If you've ever seen me behind the wheel of a car, you'll know: maps are mysterious things to me. I cannot navigate my way out of a paper bag. This is quite a defect for someone who loves to travel as much as I do. Luckily, my husband has an unerring sense of direction. He took me to Cadzand last weekend, a seaside resort in the south of The Netherlands, where he and his family spent many a happy summer. I called this photo Sea Serpents on Instagram.
From the sea, I went to China, at least in my mind. Ruben Terlou is the maker of two highly successful Dutch documentaries on China: Along the Banks of the Yangtze and Through the Heart of China. Terlou spoke this week at the Annual Lecture of the International Institute of Asian Studies. Through still photography and documentary clips, he showed us the human face of a changing China.

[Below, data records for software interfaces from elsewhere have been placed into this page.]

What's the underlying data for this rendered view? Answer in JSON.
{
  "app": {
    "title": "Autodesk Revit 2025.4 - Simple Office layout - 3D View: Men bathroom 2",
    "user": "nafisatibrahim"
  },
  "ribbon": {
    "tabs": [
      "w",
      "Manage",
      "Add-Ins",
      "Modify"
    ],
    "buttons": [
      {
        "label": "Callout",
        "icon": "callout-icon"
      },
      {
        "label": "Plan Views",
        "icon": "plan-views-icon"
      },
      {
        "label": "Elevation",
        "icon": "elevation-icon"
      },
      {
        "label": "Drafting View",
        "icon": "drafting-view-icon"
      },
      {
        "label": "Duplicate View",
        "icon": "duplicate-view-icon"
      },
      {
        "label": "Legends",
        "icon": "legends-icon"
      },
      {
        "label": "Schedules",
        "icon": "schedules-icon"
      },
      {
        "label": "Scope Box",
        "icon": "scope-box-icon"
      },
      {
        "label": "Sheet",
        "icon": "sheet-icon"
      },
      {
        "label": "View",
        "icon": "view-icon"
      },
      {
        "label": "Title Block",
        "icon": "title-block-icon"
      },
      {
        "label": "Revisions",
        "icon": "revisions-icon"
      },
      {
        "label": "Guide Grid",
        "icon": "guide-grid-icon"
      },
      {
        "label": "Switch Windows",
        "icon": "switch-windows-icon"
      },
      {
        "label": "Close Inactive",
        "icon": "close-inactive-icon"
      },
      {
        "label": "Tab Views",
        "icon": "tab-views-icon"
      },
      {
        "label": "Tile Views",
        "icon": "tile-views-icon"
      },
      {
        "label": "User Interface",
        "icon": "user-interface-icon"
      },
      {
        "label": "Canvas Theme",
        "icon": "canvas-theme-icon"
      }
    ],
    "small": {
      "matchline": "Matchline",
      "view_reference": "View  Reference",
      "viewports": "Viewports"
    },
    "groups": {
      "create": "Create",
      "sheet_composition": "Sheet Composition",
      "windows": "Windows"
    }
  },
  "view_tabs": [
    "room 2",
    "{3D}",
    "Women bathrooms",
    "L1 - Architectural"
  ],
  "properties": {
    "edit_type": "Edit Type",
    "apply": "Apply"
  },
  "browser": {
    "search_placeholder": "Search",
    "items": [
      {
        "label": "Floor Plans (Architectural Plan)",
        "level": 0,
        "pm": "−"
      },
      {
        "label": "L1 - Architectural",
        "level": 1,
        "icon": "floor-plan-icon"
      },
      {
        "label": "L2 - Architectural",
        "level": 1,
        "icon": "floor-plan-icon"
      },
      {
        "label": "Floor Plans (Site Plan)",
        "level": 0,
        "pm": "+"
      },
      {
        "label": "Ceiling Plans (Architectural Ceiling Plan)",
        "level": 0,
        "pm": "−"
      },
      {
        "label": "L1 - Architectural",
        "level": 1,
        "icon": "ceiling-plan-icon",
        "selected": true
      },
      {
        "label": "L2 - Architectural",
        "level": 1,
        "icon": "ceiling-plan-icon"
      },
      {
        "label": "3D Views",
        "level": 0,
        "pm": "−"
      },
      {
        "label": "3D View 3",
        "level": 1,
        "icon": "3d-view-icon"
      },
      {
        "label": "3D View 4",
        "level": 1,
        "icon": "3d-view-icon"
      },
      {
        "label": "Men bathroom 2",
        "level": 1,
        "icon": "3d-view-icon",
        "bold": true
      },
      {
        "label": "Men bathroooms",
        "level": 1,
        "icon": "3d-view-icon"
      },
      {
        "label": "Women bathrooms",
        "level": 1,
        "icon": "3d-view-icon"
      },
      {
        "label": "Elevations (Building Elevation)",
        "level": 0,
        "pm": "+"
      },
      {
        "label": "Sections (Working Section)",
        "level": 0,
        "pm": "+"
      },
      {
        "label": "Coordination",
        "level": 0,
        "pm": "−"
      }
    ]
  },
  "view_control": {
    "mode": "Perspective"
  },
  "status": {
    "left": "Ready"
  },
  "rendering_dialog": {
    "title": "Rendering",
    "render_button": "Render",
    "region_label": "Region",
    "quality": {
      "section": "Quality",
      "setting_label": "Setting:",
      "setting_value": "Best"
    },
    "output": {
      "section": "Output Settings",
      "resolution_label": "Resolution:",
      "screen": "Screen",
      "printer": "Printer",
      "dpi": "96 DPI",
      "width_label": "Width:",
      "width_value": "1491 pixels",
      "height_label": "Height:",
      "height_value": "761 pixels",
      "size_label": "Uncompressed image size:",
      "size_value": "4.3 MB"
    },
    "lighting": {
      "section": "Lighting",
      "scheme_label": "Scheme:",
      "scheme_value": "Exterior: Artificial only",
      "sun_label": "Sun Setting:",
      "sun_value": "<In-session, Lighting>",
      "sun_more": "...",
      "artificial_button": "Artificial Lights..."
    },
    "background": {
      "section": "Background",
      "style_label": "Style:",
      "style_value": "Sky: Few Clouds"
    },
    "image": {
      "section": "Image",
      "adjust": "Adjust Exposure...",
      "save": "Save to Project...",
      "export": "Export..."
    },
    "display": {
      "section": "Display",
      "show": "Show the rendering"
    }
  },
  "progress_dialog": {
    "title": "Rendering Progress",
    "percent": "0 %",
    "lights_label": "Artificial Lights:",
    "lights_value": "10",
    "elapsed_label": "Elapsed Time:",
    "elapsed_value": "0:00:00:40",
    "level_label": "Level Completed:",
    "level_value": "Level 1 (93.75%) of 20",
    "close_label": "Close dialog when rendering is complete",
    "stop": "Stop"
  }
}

He spoke of the popular Social Credit System, still in its pilot phase, which will be used to punish crimes small and large. Facial recognition technology will be used to apprehend these violators, for example, by snapping their photograph as they run a red light. Terlou claims to be a neutral observer but when he tries to explain China, he seems to judge, too. Just as a photographer frames the shot to take out distractions, the truth is always subjective.
A map is another kind of framing. It organizes the world as we know it so that we can navigate from A to B. Some maps are fantastical, bristling with sea serpents and ships sailing off the edge of the world. Others are plain wrong. Maps of China is this week’s blog post. It’s about how China has learned to weaponize maps to counter an unwelcome narrative or lay territorial claims. No navigation skills required.